= Data records =

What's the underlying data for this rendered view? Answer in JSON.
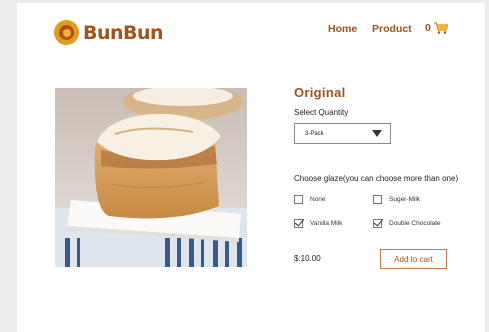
{
  "header": {
    "brand": "BunBun",
    "nav": {
      "home": "Home",
      "product": "Product"
    },
    "cart_count": "0"
  },
  "product": {
    "title": "Original",
    "quantity_label": "Select Quantity",
    "quantity_selected": "3-Pack",
    "glaze_label": "Choose glaze(you can choose more than one)",
    "glaze_options": [
      {
        "label": "None",
        "checked": false
      },
      {
        "label": "Suger-Milk",
        "checked": false
      },
      {
        "label": "Vanilla Milk",
        "checked": true
      },
      {
        "label": "Double Chocolate",
        "checked": true
      }
    ],
    "price": "$:10.00",
    "add_to_cart": "Add to cart"
  },
  "colors": {
    "brand": "#a0531b",
    "background": "#ececec",
    "panel": "#ffffff"
  },
  "icons": {
    "logo": "cinnamon-roll-logo",
    "cart": "shopping-cart-icon",
    "dropdown": "triangle-down-icon"
  }
}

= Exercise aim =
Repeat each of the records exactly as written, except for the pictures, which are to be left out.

= Solution =
What's the underlying data for this rendered view? Answer in JSON.
{
  "header": {
    "brand": "BunBun",
    "nav": {
      "home": "Home",
      "product": "Product"
    },
    "cart_count": "0"
  },
  "product": {
    "title": "Original",
    "quantity_label": "Select Quantity",
    "quantity_selected": "3-Pack",
    "glaze_label": "Choose glaze(you can choose more than one)",
    "glaze_options": [
      {
        "label": "None",
        "checked": false
      },
      {
        "label": "Suger-Milk",
        "checked": false
      },
      {
        "label": "Vanilla Milk",
        "checked": true
      },
      {
        "label": "Double Chocolate",
        "checked": true
      }
    ],
    "price": "$:10.00",
    "add_to_cart": "Add to cart"
  },
  "colors": {
    "brand": "#a0531b",
    "background": "#ececec",
    "panel": "#ffffff"
  },
  "icons": {
    "logo": "cinnamon-roll-logo",
    "cart": "shopping-cart-icon",
    "dropdown": "triangle-down-icon"
  }
}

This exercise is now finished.